O’Brien encounters an eclectic mix of characters, like David, an older man who invites him to his apartment for coffee, only to sit in silence with him and calls the host “beautiful.” There’s a hairy man on a Tel Aviv beach whose chest hair is used for O’Brien to hang his sunglasses, and a rabbi who tells the Irish Catholic host that he is “pure” — which prompts O’Brien to ask if he needs to be a virgin to convert to Judaism, “because up until five years ago I’d have been fine.” After O’Brien decides not to convert and settles instead to have a bar mitzvah, he uses his newly cemented status as a man to visit Gal Gadot, who swiftly rejects O’Brien’s advances to have a drink or go ballooning.
O’Brien speaks with Palestinian refugees and visits patients at an Israeli hospital on the Syrian border. He tells one of the surgeons: “I honestly, sincerely think you’re doing beautiful work here. The only thing I question about you are these medical Crocs. That, I think, is the only thing that separates you from a godlike status.” The surgeon says, “We are only human; we all make mistakes.”
He also speaks with pro-Palestinian activists at the wall. They ask him if he thinks the wall is normal and he tells them, “No, I don’t think any wall like this is normal.” He continues: “I honestly don’t know what the answer is. There’s no way my 40-minute program is going to satisfy what it is you want me to do … what I do promise to do is make sure that people who watch this program will have an idea that this other reality exists.”
The special provides a glimpse into life in Israel, both the comedic and non-comedic sides, while acknowledging there’s too much to be able to successfully cover all of it in under an hour. It ends with O’Brien at the Dead Sea, being told by a beachgoer that he is more attractive covered in mud.
1. Armenia (2015)
It makes sense that after becoming the first late-night host in decades to visit Cuba, O’Brien and his assistant Sona Movsesian traveled to Armenia, another rarely visited destination on television. “That Conan O’Brien chose to take Sona to Armenia is a big deal for those of us who are Armenian,” Paste writer Liz Ohanesian wrote in 2015.

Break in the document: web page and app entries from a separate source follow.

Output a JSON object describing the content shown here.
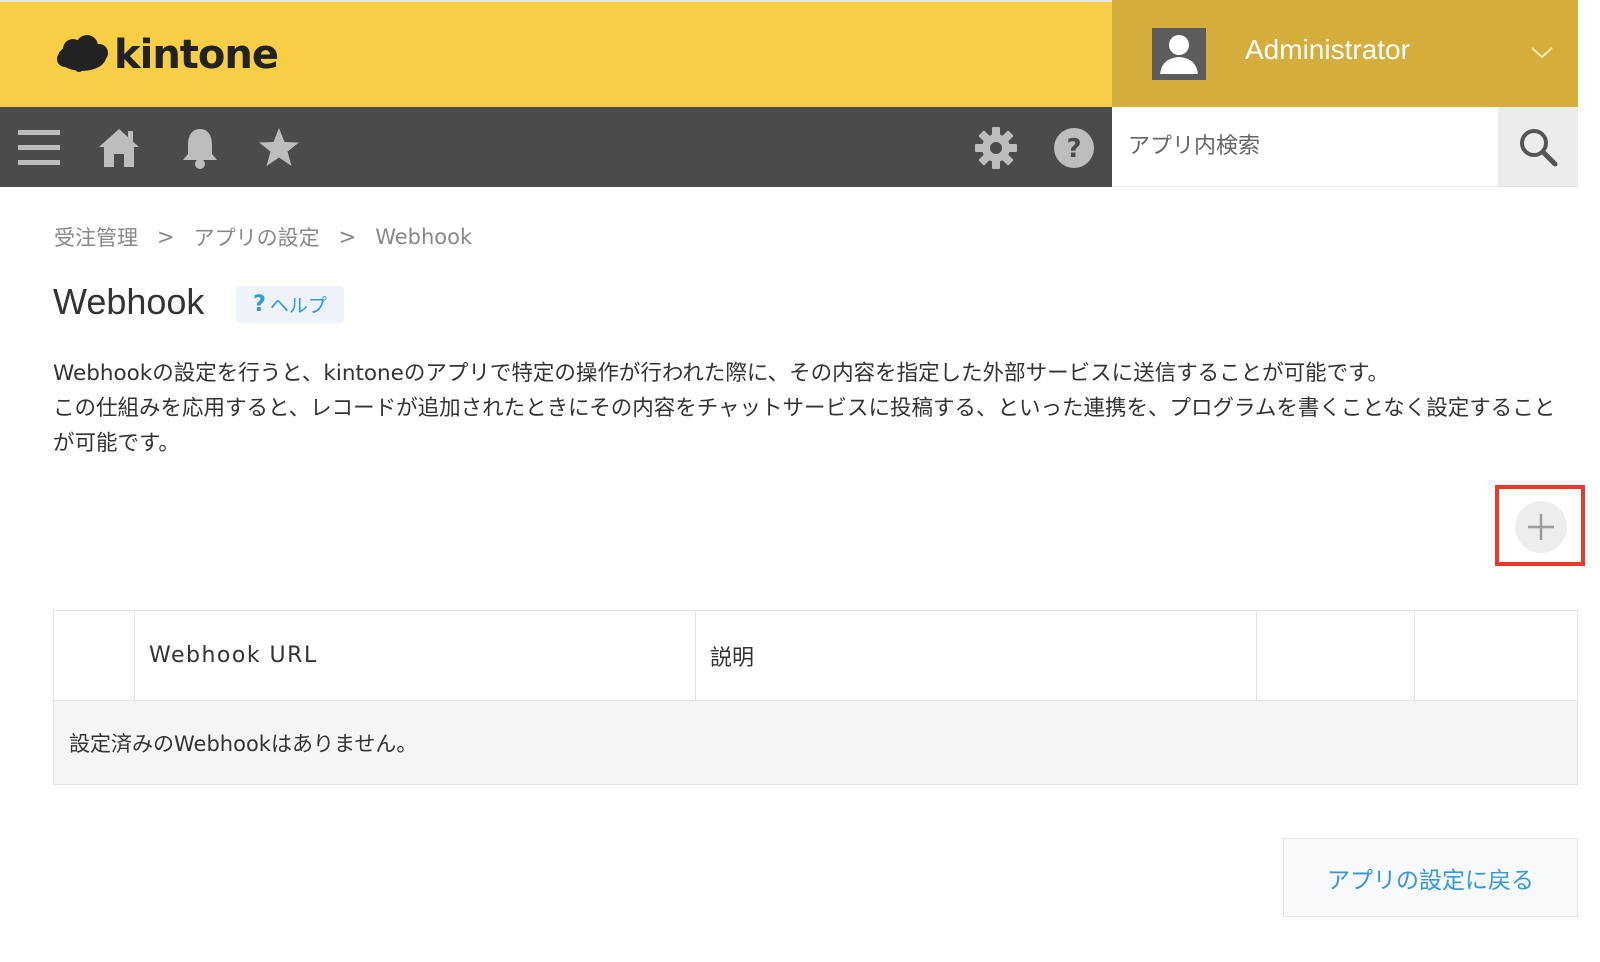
{
  "header": {
    "logo_text": "kintone",
    "user_name": "Administrator",
    "search_placeholder": "アプリ内検索"
  },
  "nav": {
    "icons": [
      "menu-icon",
      "home-icon",
      "bell-icon",
      "star-icon",
      "gear-icon",
      "help-icon"
    ]
  },
  "breadcrumb": {
    "items": [
      "受注管理",
      "アプリの設定",
      "Webhook"
    ],
    "separator": ">"
  },
  "page": {
    "title": "Webhook",
    "help_label": "ヘルプ",
    "help_mark": "?",
    "description_lines": [
      "Webhookの設定を行うと、kintoneのアプリで特定の操作が行われた際に、その内容を指定した外部サービスに送信することが可能です。",
      "この仕組みを応用すると、レコードが追加されたときにその内容をチャットサービスに投稿する、といった連携を、プログラムを書くことなく設定することが可能です。"
    ]
  },
  "table": {
    "columns": [
      "",
      "Webhook URL",
      "説明",
      "",
      ""
    ],
    "empty_message": "設定済みのWebhookはありません。"
  },
  "footer": {
    "back_label": "アプリの設定に戻る"
  },
  "colors": {
    "header_yellow": "#f8ce47",
    "user_area": "#d4ad3d",
    "nav_dark": "#4b4b4b",
    "link_blue": "#3498db",
    "highlight_red": "#e8392b"
  }
}
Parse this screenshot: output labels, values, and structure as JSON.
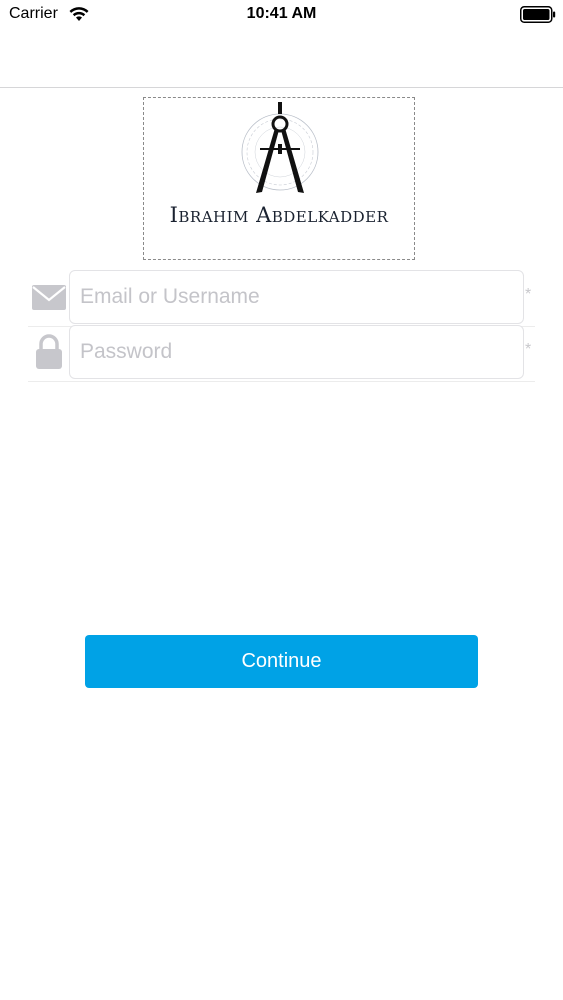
{
  "status_bar": {
    "carrier": "Carrier",
    "time": "10:41 AM",
    "wifi_icon": "wifi-icon",
    "battery_icon": "battery-icon",
    "battery_level": 1.0
  },
  "logo": {
    "text": "Ibrahim Abdelkadder",
    "icon": "drafting-compass-icon"
  },
  "form": {
    "email": {
      "icon": "mail-icon",
      "placeholder": "Email or Username",
      "value": "",
      "required_mark": "*"
    },
    "password": {
      "icon": "lock-icon",
      "placeholder": "Password",
      "value": "",
      "required_mark": "*"
    }
  },
  "actions": {
    "continue_label": "Continue"
  },
  "colors": {
    "accent": "#00a2e6",
    "icon_gray": "#c7c7cc",
    "placeholder": "#c4c4c9"
  }
}
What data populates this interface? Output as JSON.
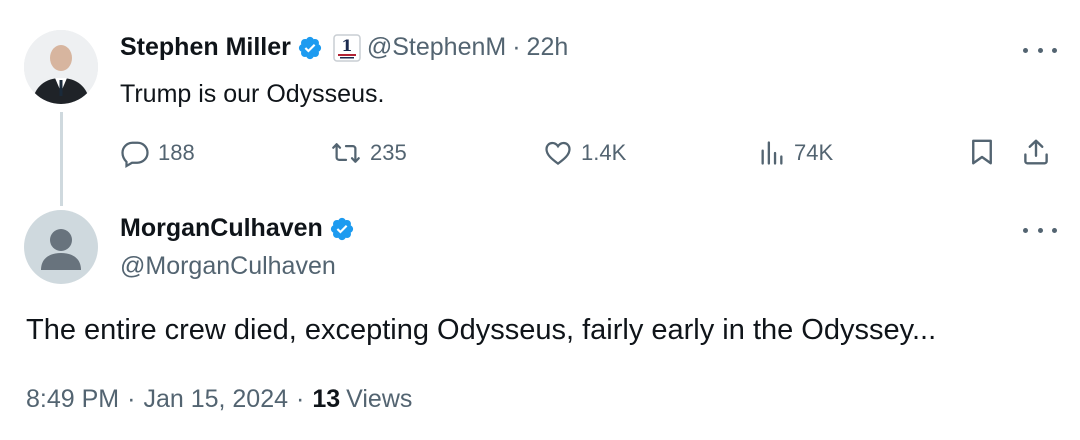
{
  "parent_tweet": {
    "author_name": "Stephen Miller",
    "handle": "@StephenM",
    "separator": "·",
    "time": "22h",
    "text": "Trump is our Odysseus.",
    "actions": {
      "replies": "188",
      "reposts": "235",
      "likes": "1.4K",
      "views": "74K"
    }
  },
  "reply_tweet": {
    "author_name": "MorganCulhaven",
    "handle": "@MorganCulhaven",
    "text": "The entire crew died, excepting Odysseus, fairly early in the Odyssey...",
    "time": "8:49 PM",
    "sep1": "·",
    "date": "Jan 15, 2024",
    "sep2": "·",
    "views_count": "13",
    "views_label": "Views"
  },
  "colors": {
    "verified": "#1d9bf0",
    "muted": "#536471",
    "thread_line": "#cfd9de"
  }
}
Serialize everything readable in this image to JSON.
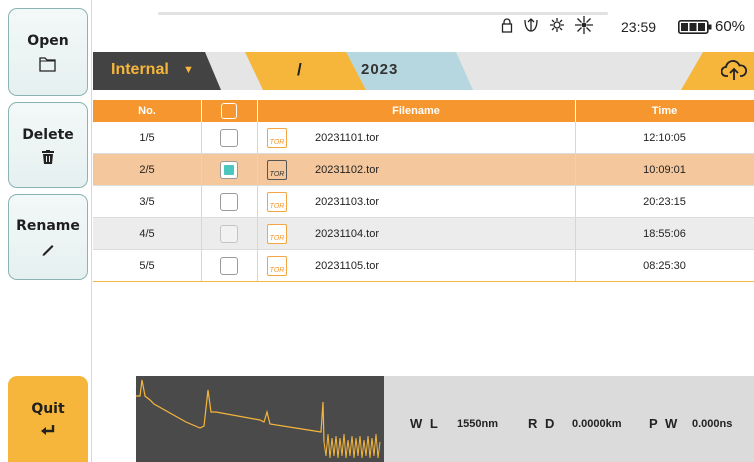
{
  "sidebar": {
    "open_label": "Open",
    "delete_label": "Delete",
    "rename_label": "Rename",
    "quit_label": "Quit"
  },
  "status": {
    "time": "23:59",
    "battery_percent": "60%",
    "icons": [
      "lock-icon",
      "usb-icon",
      "settings-sun-icon",
      "brightness-icon",
      "battery-icon"
    ]
  },
  "path": {
    "storage": "Internal",
    "root": "/",
    "folder": "2023"
  },
  "table": {
    "headers": {
      "no": "No.",
      "filename": "Filename",
      "time": "Time"
    },
    "rows": [
      {
        "no": "1/5",
        "checked": false,
        "filename": "20231101.tor",
        "time": "12:10:05"
      },
      {
        "no": "2/5",
        "checked": true,
        "filename": "20231102.tor",
        "time": "10:09:01"
      },
      {
        "no": "3/5",
        "checked": false,
        "filename": "20231103.tor",
        "time": "20:23:15"
      },
      {
        "no": "4/5",
        "checked": false,
        "filename": "20231104.tor",
        "time": "18:55:06"
      },
      {
        "no": "5/5",
        "checked": false,
        "filename": "20231105.tor",
        "time": "08:25:30"
      }
    ],
    "file_icon_text": "TOR"
  },
  "info": {
    "wl_label": "W L",
    "wl_value": "1550nm",
    "rd_label": "R D",
    "rd_value": "0.0000km",
    "pw_label": "P W",
    "pw_value": "0.000ns"
  },
  "colors": {
    "accent_orange": "#f6b63b",
    "header_orange": "#f6962e",
    "selected_row": "#f4c79c",
    "folder_blue": "#b7d7e0",
    "check_teal": "#4bc7c0",
    "trace_bg": "#4a4a4a"
  }
}
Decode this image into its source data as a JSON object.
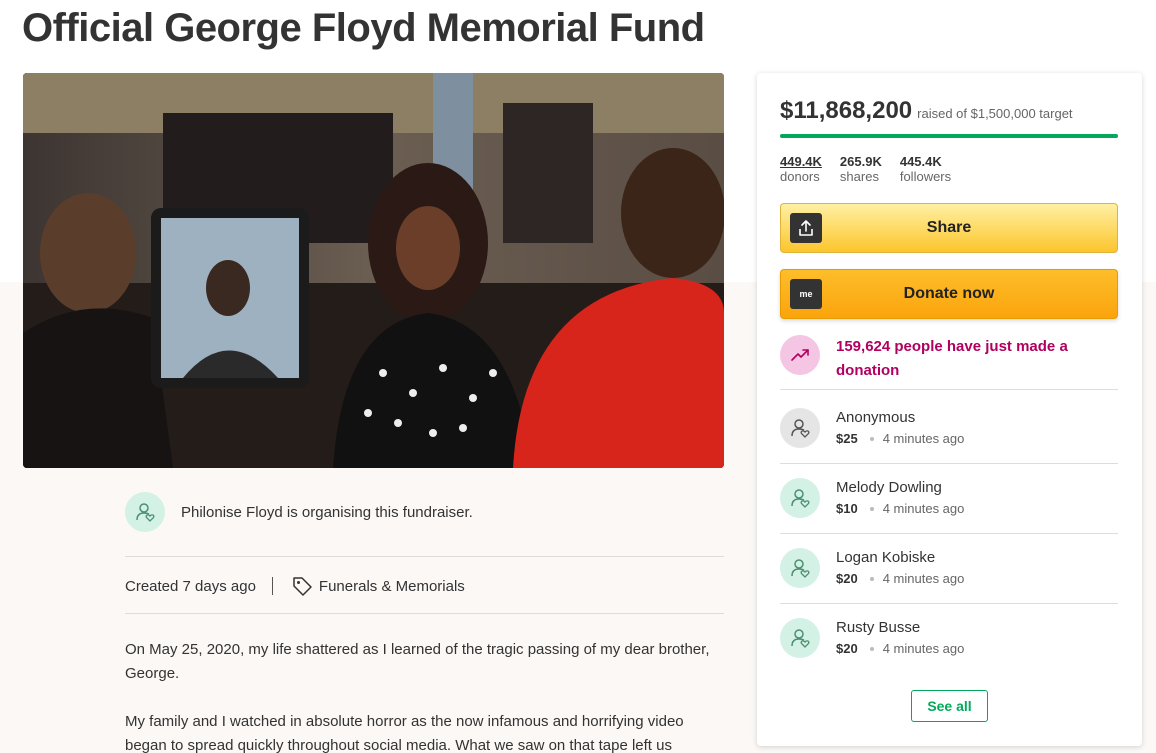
{
  "page": {
    "title": "Official George Floyd Memorial Fund"
  },
  "organiser": {
    "text": "Philonise Floyd is organising this fundraiser."
  },
  "meta": {
    "created": "Created 7 days ago",
    "category": "Funerals & Memorials"
  },
  "story": {
    "paragraphs": [
      "On May 25, 2020, my life shattered as I learned of the tragic passing of my dear brother, George.",
      "My family and I watched in absolute horror as the now infamous and horrifying video began to spread quickly throughout social media. What we saw on that tape left us"
    ]
  },
  "sidebar": {
    "raised_amount": "$11,868,200",
    "raised_target": "raised of $1,500,000 target",
    "progress": 1.0,
    "stats": [
      {
        "value": "449.4K",
        "label": "donors"
      },
      {
        "value": "265.9K",
        "label": "shares"
      },
      {
        "value": "445.4K",
        "label": "followers"
      }
    ],
    "share_label": "Share",
    "donate_label": "Donate now",
    "donate_icon_text": "me",
    "recent_text": "159,624 people have just made a donation",
    "donations": [
      {
        "name": "Anonymous",
        "amount": "$25",
        "time": "4 minutes ago"
      },
      {
        "name": "Melody Dowling",
        "amount": "$10",
        "time": "4 minutes ago"
      },
      {
        "name": "Logan Kobiske",
        "amount": "$20",
        "time": "4 minutes ago"
      },
      {
        "name": "Rusty Busse",
        "amount": "$20",
        "time": "4 minutes ago"
      }
    ],
    "see_all_label": "See all"
  },
  "colors": {
    "accent_green": "#02a95c",
    "recent_pink": "#b1005f",
    "button_yellow": "#fcc52c",
    "button_orange": "#fba40c"
  }
}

The episode centers around O’Brien helping Movsesian connect with her heritage. The duo already had a well-established comedic rapport, shown in segments like when he tracked down her stolen “Gigolos” mug and when he crashed her viewing party for Magic Mike XXL. So, naturally, having the two of them travel together in Armenia made for the show’s best foreign remote. Highlights include O’Brien playing a pale gangster with starkly contrasting dark facial hair in a soap opera, learning a traditional folk dance, using Armenian phrases like “I want to eat your liver” or “I die on your body” on the locals, and visiting a matchmaker to fulfill his promise to Movsesian’s grandmother that he would find her an Armenian groom. “This trip is not all about what you want,” O’Brien tells his reluctant assistant.
This is the first episode to grapple with more serious subjects as O’Brien speaks with Syrian refugees who fled to Armenia and listens to Movsesian’s personal experience with the effects of the Armenian genocide. “Any visit to Armenia must include an acknowledgment of the country’s tragic history,” O’Brien says, referring to the genocide that took place over 100 years ago when the Ottoman Empire killed or displaced over 1 million Armenians.
The show doesn’t aim to make light of the situation or rush through it, instead we see Movsesian visit the Armenian Genocide Memorial Complex and talk to O’Brien about what she feels while there. She tears up when mentioning her grandparents losing everyone they knew and loved as children. She says it’s ingrained in Armenian culture to take as much as you can out of life. She then tells O’Brien she’d like to come back with friends and family. “You can come, too,” she tells him. “Really?” He asks. “Yeah, I guess.”